- February 13, 2020
- 8:00 AM - 5:00 PM ET
Co-Sponsored by the: U.S. Food & Drug Administration (FDA) and The American Association for Cancer Research (AACR)
- Kenneth C. Anderson, MD – Dana Farber Cancer Institute/Harvard Medical School
- Lola A. Fashoyin-Aje, MD, MPH - U.S. FDA
- Nicole Gormley, MD - U.S. FDA
- Paul G. Kluetz, MD – U.S. FDA
Washington Marriott Wardman Park
2660 Woodley Road, Northwest
Thurgood Marshall Ballroom
Washington, DC 20008
If you wish to attend the public workshop, please register at the following link.
African Americans or blacks are disproportionately affected by multiple myeloma. Blacks have a 2-3 fold higher incidence of multiple myeloma compared to whites and represent 30% of the multiple myeloma patients in the U.S. (Waxman, Mink et al. 2010, Ailawadhi, Jacobus et al. 2018). Additionally, studies have shown differences in survival between whites and blacks, with black individuals having lower relative survival rates (Costa, Brill et al. 2017), and a higher incidence of certain genetic subtypes of myeloma (e.g., t(11;14), t(14;16), or t(14;20) cytogenetic subtypes) among patients with high African ancestry compared to patients with low African ancestry (Baughn, Pearce et al. 2018).
Despite having higher incidence of myeloma, lower survival rates, and differences in the cytogenetic profile of the disease, blacks have historically been underrepresented in clinical trials. A recent review conducted by the FDA evaluated the racial demographics of individuals enrolled on trials submitted in the marketing applications of drugs intended to treat multiple myeloma between 2003 and 2017 (Bhatnagar 2017). Notably, 4.5% of patients enrolled in these trials were black.
Workshop Goals and Objectives
- Discuss the genetics and biology underlying racial and ethnic differences in multiple myeloma.
- Characterize enrollment characteristics and outcomes of black patients in multiple myeloma registration trials and real-world data sources.
- Discuss the limitations of currently available data in racial and ethnic minorities with multiple myeloma.
- Obtain input from multiple stakeholders on approaches to increase our knowledge of the safety and efficacy of anti-myeloma therapeutics in racial and ethnic minorities.

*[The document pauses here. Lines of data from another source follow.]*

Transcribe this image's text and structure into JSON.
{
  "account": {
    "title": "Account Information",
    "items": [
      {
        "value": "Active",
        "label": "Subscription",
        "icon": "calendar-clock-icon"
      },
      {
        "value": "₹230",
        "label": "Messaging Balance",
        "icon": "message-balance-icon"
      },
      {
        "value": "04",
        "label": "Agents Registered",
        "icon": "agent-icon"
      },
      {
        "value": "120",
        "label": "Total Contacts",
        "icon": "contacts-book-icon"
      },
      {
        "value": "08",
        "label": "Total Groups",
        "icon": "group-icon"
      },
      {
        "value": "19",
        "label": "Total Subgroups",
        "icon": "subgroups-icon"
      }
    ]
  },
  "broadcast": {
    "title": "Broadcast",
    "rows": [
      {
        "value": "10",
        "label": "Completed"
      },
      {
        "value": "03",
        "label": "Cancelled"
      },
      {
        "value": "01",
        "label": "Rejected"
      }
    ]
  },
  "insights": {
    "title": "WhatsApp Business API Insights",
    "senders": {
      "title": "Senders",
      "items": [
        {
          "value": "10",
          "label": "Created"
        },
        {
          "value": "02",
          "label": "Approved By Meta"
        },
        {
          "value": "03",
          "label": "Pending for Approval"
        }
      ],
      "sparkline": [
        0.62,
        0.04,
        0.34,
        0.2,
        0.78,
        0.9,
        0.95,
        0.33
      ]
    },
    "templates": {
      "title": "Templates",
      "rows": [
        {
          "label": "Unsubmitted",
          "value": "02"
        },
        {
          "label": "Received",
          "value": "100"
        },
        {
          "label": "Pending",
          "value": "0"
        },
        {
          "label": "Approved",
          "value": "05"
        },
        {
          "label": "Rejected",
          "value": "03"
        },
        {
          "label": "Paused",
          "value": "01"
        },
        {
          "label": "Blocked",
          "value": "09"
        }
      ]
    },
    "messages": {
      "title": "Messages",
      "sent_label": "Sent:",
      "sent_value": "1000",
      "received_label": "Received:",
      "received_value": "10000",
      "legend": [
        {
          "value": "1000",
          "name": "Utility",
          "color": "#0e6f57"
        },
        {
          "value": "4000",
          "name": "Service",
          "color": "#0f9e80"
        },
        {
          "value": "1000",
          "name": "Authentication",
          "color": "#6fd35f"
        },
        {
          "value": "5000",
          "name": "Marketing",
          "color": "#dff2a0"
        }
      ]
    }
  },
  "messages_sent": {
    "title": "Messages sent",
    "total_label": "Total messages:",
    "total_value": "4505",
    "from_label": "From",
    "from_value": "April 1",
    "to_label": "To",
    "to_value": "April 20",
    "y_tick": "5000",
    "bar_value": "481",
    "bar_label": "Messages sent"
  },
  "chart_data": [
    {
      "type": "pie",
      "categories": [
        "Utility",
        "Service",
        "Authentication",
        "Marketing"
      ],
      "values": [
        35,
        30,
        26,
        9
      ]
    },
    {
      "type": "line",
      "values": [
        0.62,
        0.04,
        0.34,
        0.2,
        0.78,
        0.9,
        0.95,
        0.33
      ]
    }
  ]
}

A free-of-charge webcast of this workshop will be provided for those unable to attend in person. Registration for the webcast is required.
FDA and AACR plans to post archived webcasts after the meeting, however, in cases where the transmission was not successful, archived webcasts will not be available. The link for the webcast will be provided to all registered no less than 24 hours prior to the start of the workshop.
Workshop Information: (documents will be added when available)
- Participant List – coming soon
- Speaker biographies – coming soon
AACR: Sarah Martin, MS, PhD
Director, Regulatory Science and Policy
Office of Science Policy and Government Affairs
American Association for Cancer Research
Regulatory Health Project Manager/Oncology Program
Oncology Center of Excellence (OCE) / FDA